[Dataset rows for apps and sites]
........

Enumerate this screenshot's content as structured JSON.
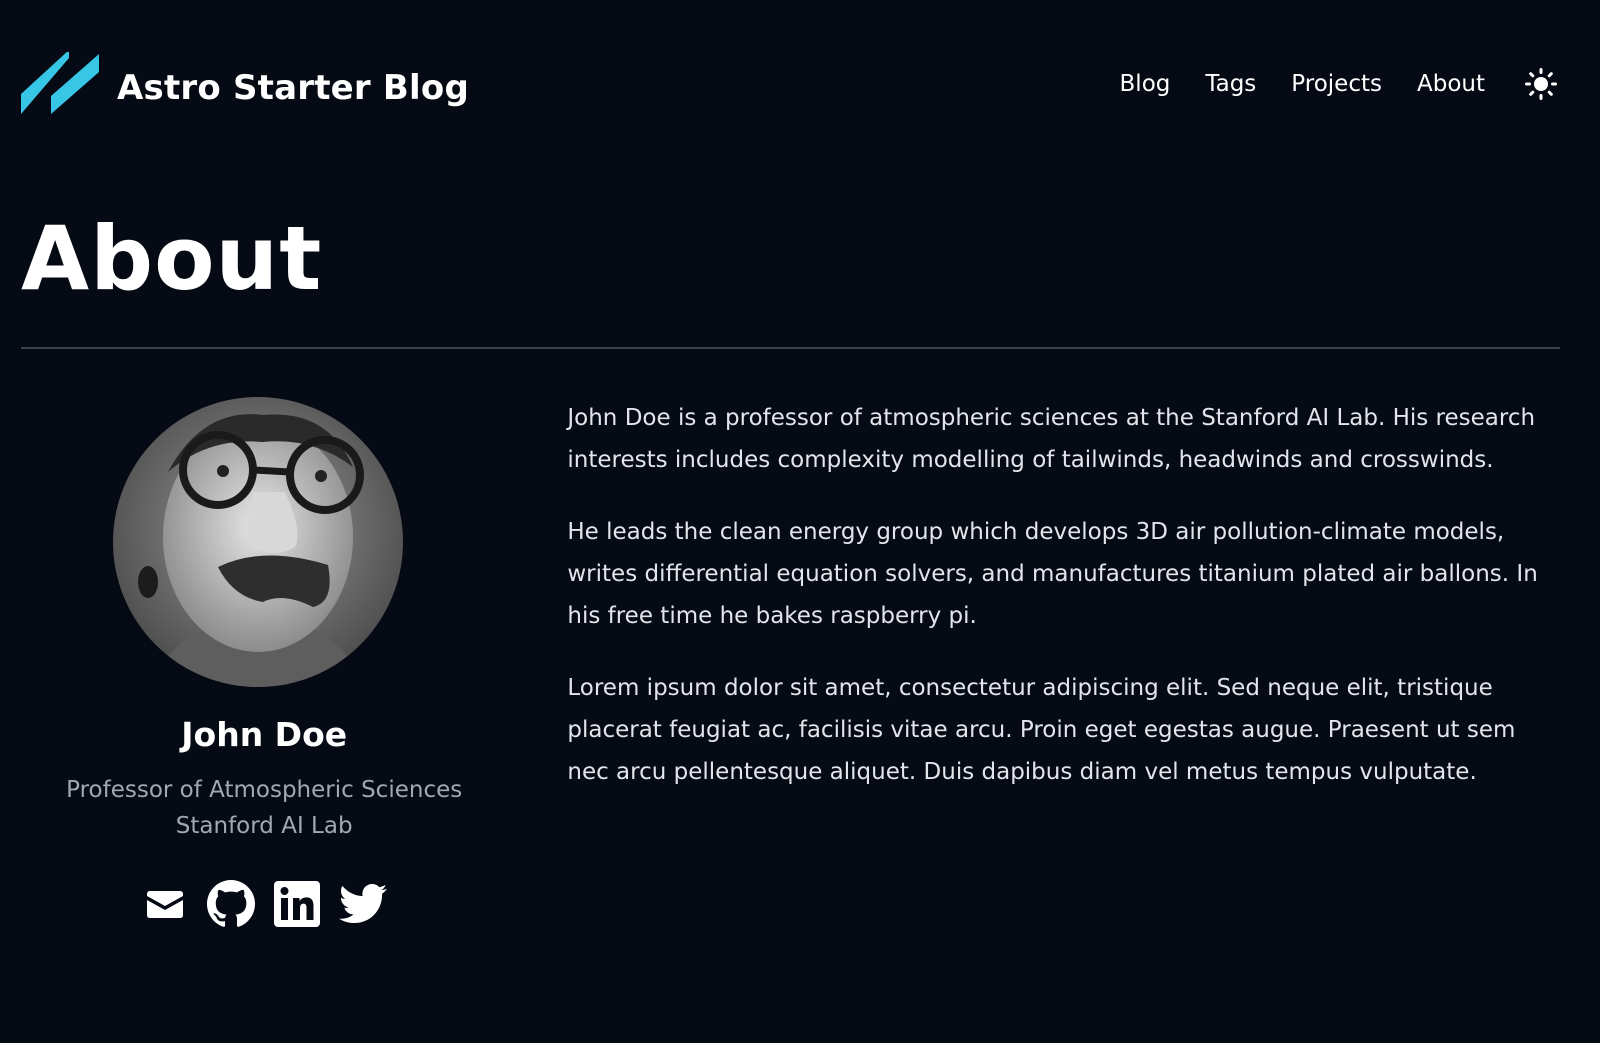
{
  "header": {
    "title": "Astro Starter Blog",
    "logo_icon": "astro-logo-icon",
    "nav": [
      {
        "label": "Blog"
      },
      {
        "label": "Tags"
      },
      {
        "label": "Projects"
      },
      {
        "label": "About"
      }
    ],
    "theme_toggle_icon": "sun-icon"
  },
  "page": {
    "title": "About"
  },
  "profile": {
    "name": "John Doe",
    "occupation": "Professor of Atmospheric Sciences",
    "company": "Stanford AI Lab",
    "socials": [
      {
        "icon": "mail-icon"
      },
      {
        "icon": "github-icon"
      },
      {
        "icon": "linkedin-icon"
      },
      {
        "icon": "twitter-icon"
      }
    ]
  },
  "bio": {
    "paragraphs": [
      "John Doe is a professor of atmospheric sciences at the Stanford AI Lab. His research interests includes complexity modelling of tailwinds, headwinds and crosswinds.",
      "He leads the clean energy group which develops 3D air pollution-climate models, writes differential equation solvers, and manufactures titanium plated air ballons. In his free time he bakes raspberry pi.",
      "Lorem ipsum dolor sit amet, consectetur adipiscing elit. Sed neque elit, tristique placerat feugiat ac, facilisis vitae arcu. Proin eget egestas augue. Praesent ut sem nec arcu pellentesque aliquet. Duis dapibus diam vel metus tempus vulputate."
    ]
  },
  "colors": {
    "background": "#050a14",
    "accent": "#38bdf8",
    "text": "#ffffff",
    "muted": "#a3a8b0",
    "divider": "#3a4250"
  }
}
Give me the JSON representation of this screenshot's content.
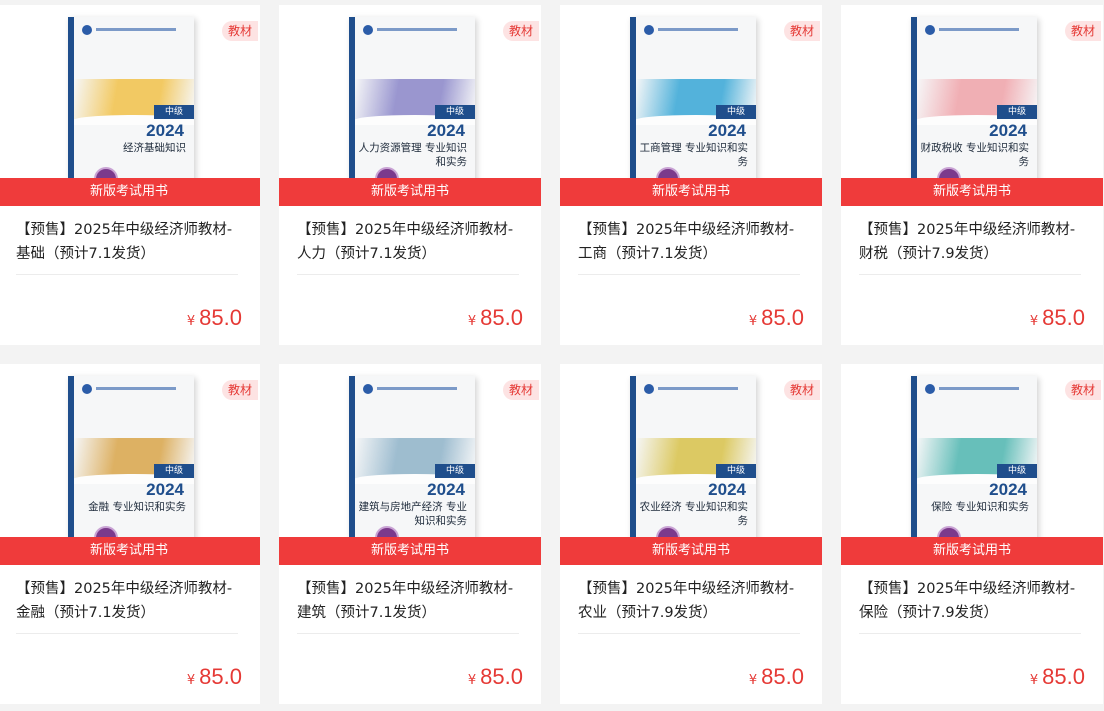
{
  "colors": {
    "accent": "#ef3b3b",
    "price": "#e53935",
    "badge_bg": "#fde3e3",
    "book_blue": "#1f4e8c"
  },
  "products": [
    {
      "badge": "教材",
      "ribbon": "新版考试用书",
      "title": "【预售】2025年中级经济师教材-基础（预计7.1发货）",
      "currency": "¥",
      "price": "85.0",
      "cover": {
        "year": "2024",
        "level": "中级",
        "name": "经济基础知识",
        "band": "#f2c24a"
      }
    },
    {
      "badge": "教材",
      "ribbon": "新版考试用书",
      "title": "【预售】2025年中级经济师教材-人力（预计7.1发货）",
      "currency": "¥",
      "price": "85.0",
      "cover": {
        "year": "2024",
        "level": "中级",
        "name": "人力资源管理 专业知识和实务",
        "band": "#8a86c9"
      }
    },
    {
      "badge": "教材",
      "ribbon": "新版考试用书",
      "title": "【预售】2025年中级经济师教材-工商（预计7.1发货）",
      "currency": "¥",
      "price": "85.0",
      "cover": {
        "year": "2024",
        "level": "中级",
        "name": "工商管理 专业知识和实务",
        "band": "#37a7d6"
      }
    },
    {
      "badge": "教材",
      "ribbon": "新版考试用书",
      "title": "【预售】2025年中级经济师教材-财税（预计7.9发货）",
      "currency": "¥",
      "price": "85.0",
      "cover": {
        "year": "2024",
        "level": "中级",
        "name": "财政税收 专业知识和实务",
        "band": "#f0a3a9"
      }
    },
    {
      "badge": "教材",
      "ribbon": "新版考试用书",
      "title": "【预售】2025年中级经济师教材-金融（预计7.1发货）",
      "currency": "¥",
      "price": "85.0",
      "cover": {
        "year": "2024",
        "level": "中级",
        "name": "金融 专业知识和实务",
        "band": "#d9a54a"
      }
    },
    {
      "badge": "教材",
      "ribbon": "新版考试用书",
      "title": "【预售】2025年中级经济师教材-建筑（预计7.1发货）",
      "currency": "¥",
      "price": "85.0",
      "cover": {
        "year": "2024",
        "level": "中级",
        "name": "建筑与房地产经济 专业知识和实务",
        "band": "#8fb3c9"
      }
    },
    {
      "badge": "教材",
      "ribbon": "新版考试用书",
      "title": "【预售】2025年中级经济师教材-农业（预计7.9发货）",
      "currency": "¥",
      "price": "85.0",
      "cover": {
        "year": "2024",
        "level": "中级",
        "name": "农业经济 专业知识和实务",
        "band": "#d8c24a"
      }
    },
    {
      "badge": "教材",
      "ribbon": "新版考试用书",
      "title": "【预售】2025年中级经济师教材-保险（预计7.9发货）",
      "currency": "¥",
      "price": "85.0",
      "cover": {
        "year": "2024",
        "level": "中级",
        "name": "保险 专业知识和实务",
        "band": "#4fb6b0"
      }
    }
  ]
}
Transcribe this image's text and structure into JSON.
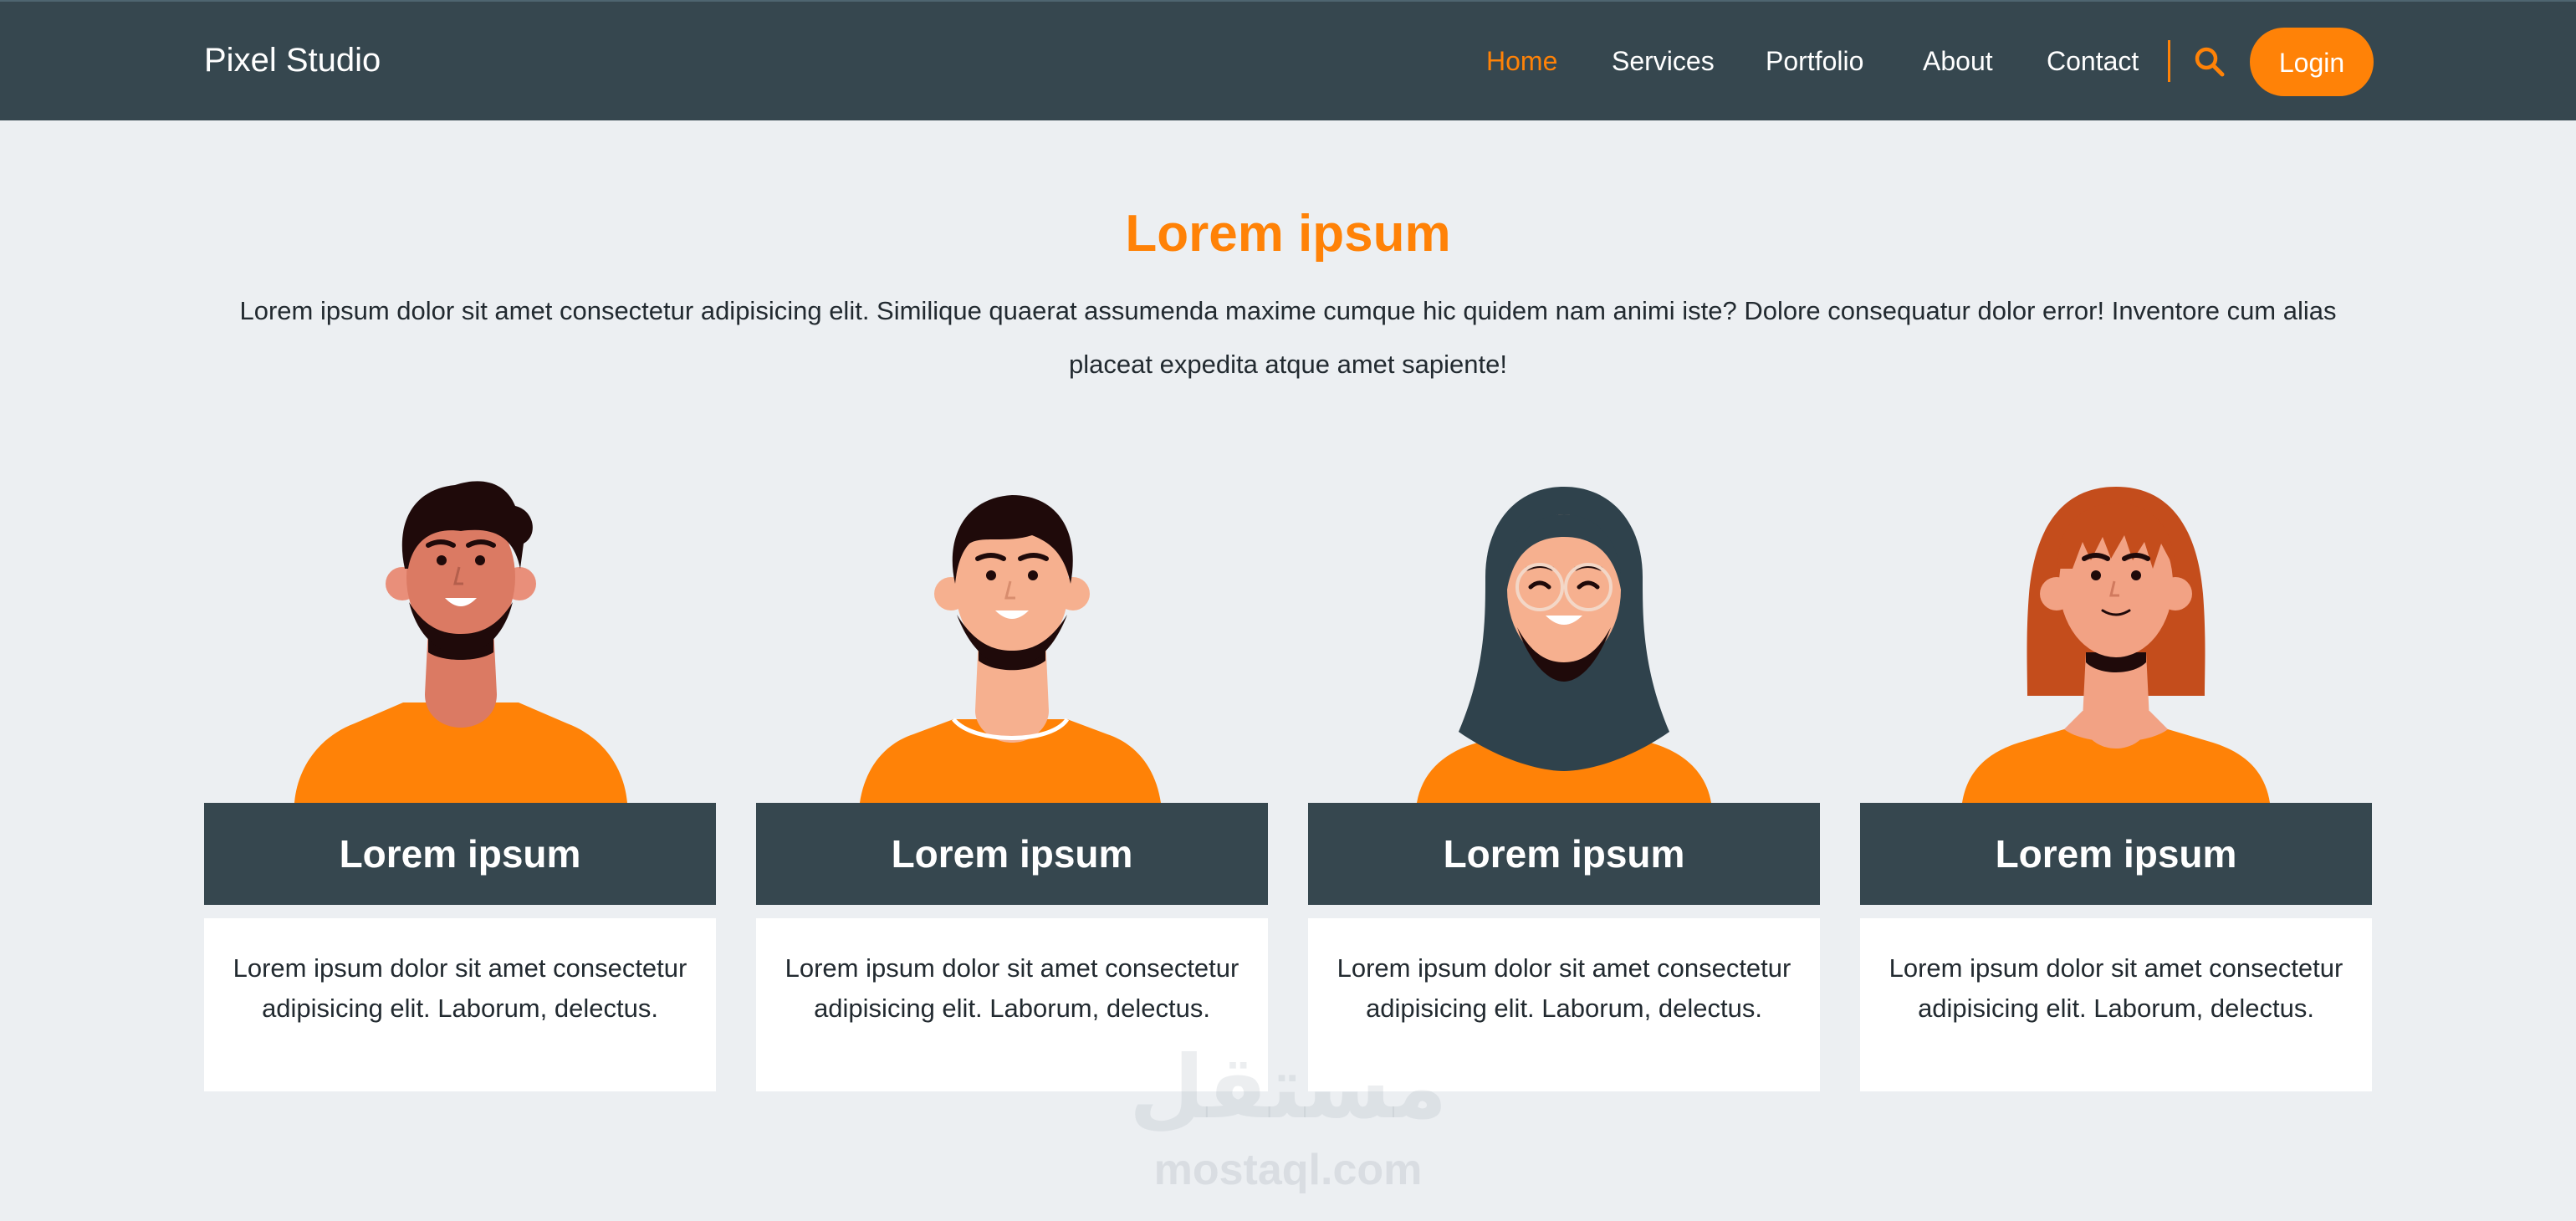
{
  "navbar": {
    "brand": "Pixel Studio",
    "links": [
      {
        "label": "Home",
        "active": true
      },
      {
        "label": "Services",
        "active": false
      },
      {
        "label": "Portfolio",
        "active": false
      },
      {
        "label": "About",
        "active": false
      },
      {
        "label": "Contact",
        "active": false
      }
    ],
    "search_icon": "search-icon",
    "login_label": "Login"
  },
  "hero": {
    "title": "Lorem ipsum",
    "text": "Lorem ipsum dolor sit amet consectetur adipisicing elit. Similique quaerat assumenda maxime cumque hic quidem nam animi iste? Dolore consequatur dolor error! Inventore cum alias placeat expedita atque amet sapiente!"
  },
  "cards": [
    {
      "avatar": "man-curly-hair-avatar",
      "title": "Lorem ipsum",
      "text": "Lorem ipsum dolor sit amet consectetur adipisicing elit. Laborum, delectus."
    },
    {
      "avatar": "man-short-hair-avatar",
      "title": "Lorem ipsum",
      "text": "Lorem ipsum dolor sit amet consectetur adipisicing elit. Laborum, delectus."
    },
    {
      "avatar": "woman-hijab-glasses-avatar",
      "title": "Lorem ipsum",
      "text": "Lorem ipsum dolor sit amet consectetur adipisicing elit. Laborum, delectus."
    },
    {
      "avatar": "woman-red-hair-avatar",
      "title": "Lorem ipsum",
      "text": "Lorem ipsum dolor sit amet consectetur adipisicing elit. Laborum, delectus."
    }
  ],
  "watermark": {
    "arabic": "مستقل",
    "latin": "mostaql.com"
  },
  "colors": {
    "navbar_bg": "#36474f",
    "accent": "#ff8207",
    "page_bg": "#eceff2",
    "card_title_bg": "#36474f",
    "card_body_bg": "#ffffff"
  }
}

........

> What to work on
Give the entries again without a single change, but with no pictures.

> Solution for this exercise
Enumerate this screenshot's content as structured JSON.
{
  "header": {
    "title": "Astro Starter Blog",
    "logo_icon": "astro-logo-icon",
    "nav": [
      {
        "label": "Blog"
      },
      {
        "label": "Tags"
      },
      {
        "label": "Projects"
      },
      {
        "label": "About"
      }
    ],
    "theme_toggle_icon": "sun-icon"
  },
  "page": {
    "title": "About"
  },
  "profile": {
    "name": "John Doe",
    "occupation": "Professor of Atmospheric Sciences",
    "company": "Stanford AI Lab",
    "socials": [
      {
        "icon": "mail-icon"
      },
      {
        "icon": "github-icon"
      },
      {
        "icon": "linkedin-icon"
      },
      {
        "icon": "twitter-icon"
      }
    ]
  },
  "bio": {
    "paragraphs": [
      "John Doe is a professor of atmospheric sciences at the Stanford AI Lab. His research interests includes complexity modelling of tailwinds, headwinds and crosswinds.",
      "He leads the clean energy group which develops 3D air pollution-climate models, writes differential equation solvers, and manufactures titanium plated air ballons. In his free time he bakes raspberry pi.",
      "Lorem ipsum dolor sit amet, consectetur adipiscing elit. Sed neque elit, tristique placerat feugiat ac, facilisis vitae arcu. Proin eget egestas augue. Praesent ut sem nec arcu pellentesque aliquet. Duis dapibus diam vel metus tempus vulputate."
    ]
  },
  "colors": {
    "background": "#050a14",
    "accent": "#38bdf8",
    "text": "#ffffff",
    "muted": "#a3a8b0",
    "divider": "#3a4250"
  }
}
Give me the JSON representation of this screenshot's content.
{
  "colors": {
    "accent": "#ef3b3b",
    "price": "#e53935",
    "badge_bg": "#fde3e3",
    "book_blue": "#1f4e8c"
  },
  "products": [
    {
      "badge": "教材",
      "ribbon": "新版考试用书",
      "title": "【预售】2025年中级经济师教材-基础（预计7.1发货）",
      "currency": "¥",
      "price": "85.0",
      "cover": {
        "year": "2024",
        "level": "中级",
        "name": "经济基础知识",
        "band": "#f2c24a"
      }
    },
    {
      "badge": "教材",
      "ribbon": "新版考试用书",
      "title": "【预售】2025年中级经济师教材-人力（预计7.1发货）",
      "currency": "¥",
      "price": "85.0",
      "cover": {
        "year": "2024",
        "level": "中级",
        "name": "人力资源管理 专业知识和实务",
        "band": "#8a86c9"
      }
    },
    {
      "badge": "教材",
      "ribbon": "新版考试用书",
      "title": "【预售】2025年中级经济师教材-工商（预计7.1发货）",
      "currency": "¥",
      "price": "85.0",
      "cover": {
        "year": "2024",
        "level": "中级",
        "name": "工商管理 专业知识和实务",
        "band": "#37a7d6"
      }
    },
    {
      "badge": "教材",
      "ribbon": "新版考试用书",
      "title": "【预售】2025年中级经济师教材-财税（预计7.9发货）",
      "currency": "¥",
      "price": "85.0",
      "cover": {
        "year": "2024",
        "level": "中级",
        "name": "财政税收 专业知识和实务",
        "band": "#f0a3a9"
      }
    },
    {
      "badge": "教材",
      "ribbon": "新版考试用书",
      "title": "【预售】2025年中级经济师教材-金融（预计7.1发货）",
      "currency": "¥",
      "price": "85.0",
      "cover": {
        "year": "2024",
        "level": "中级",
        "name": "金融 专业知识和实务",
        "band": "#d9a54a"
      }
    },
    {
      "badge": "教材",
      "ribbon": "新版考试用书",
      "title": "【预售】2025年中级经济师教材-建筑（预计7.1发货）",
      "currency": "¥",
      "price": "85.0",
      "cover": {
        "year": "2024",
        "level": "中级",
        "name": "建筑与房地产经济 专业知识和实务",
        "band": "#8fb3c9"
      }
    },
    {
      "badge": "教材",
      "ribbon": "新版考试用书",
      "title": "【预售】2025年中级经济师教材-农业（预计7.9发货）",
      "currency": "¥",
      "price": "85.0",
      "cover": {
        "year": "2024",
        "level": "中级",
        "name": "农业经济 专业知识和实务",
        "band": "#d8c24a"
      }
    },
    {
      "badge": "教材",
      "ribbon": "新版考试用书",
      "title": "【预售】2025年中级经济师教材-保险（预计7.9发货）",
      "currency": "¥",
      "price": "85.0",
      "cover": {
        "year": "2024",
        "level": "中级",
        "name": "保险 专业知识和实务",
        "band": "#4fb6b0"
      }
    }
  ]
}
Transcribe this image's text and structure into JSON.
{
  "navbar": {
    "brand": "Pixel Studio",
    "links": [
      {
        "label": "Home",
        "active": true
      },
      {
        "label": "Services",
        "active": false
      },
      {
        "label": "Portfolio",
        "active": false
      },
      {
        "label": "About",
        "active": false
      },
      {
        "label": "Contact",
        "active": false
      }
    ],
    "search_icon": "search-icon",
    "login_label": "Login"
  },
  "hero": {
    "title": "Lorem ipsum",
    "text": "Lorem ipsum dolor sit amet consectetur adipisicing elit. Similique quaerat assumenda maxime cumque hic quidem nam animi iste? Dolore consequatur dolor error! Inventore cum alias placeat expedita atque amet sapiente!"
  },
  "cards": [
    {
      "avatar": "man-curly-hair-avatar",
      "title": "Lorem ipsum",
      "text": "Lorem ipsum dolor sit amet consectetur adipisicing elit. Laborum, delectus."
    },
    {
      "avatar": "man-short-hair-avatar",
      "title": "Lorem ipsum",
      "text": "Lorem ipsum dolor sit amet consectetur adipisicing elit. Laborum, delectus."
    },
    {
      "avatar": "woman-hijab-glasses-avatar",
      "title": "Lorem ipsum",
      "text": "Lorem ipsum dolor sit amet consectetur adipisicing elit. Laborum, delectus."
    },
    {
      "avatar": "woman-red-hair-avatar",
      "title": "Lorem ipsum",
      "text": "Lorem ipsum dolor sit amet consectetur adipisicing elit. Laborum, delectus."
    }
  ],
  "watermark": {
    "arabic": "مستقل",
    "latin": "mostaql.com"
  },
  "colors": {
    "navbar_bg": "#36474f",
    "accent": "#ff8207",
    "page_bg": "#eceff2",
    "card_title_bg": "#36474f",
    "card_body_bg": "#ffffff"
  }
}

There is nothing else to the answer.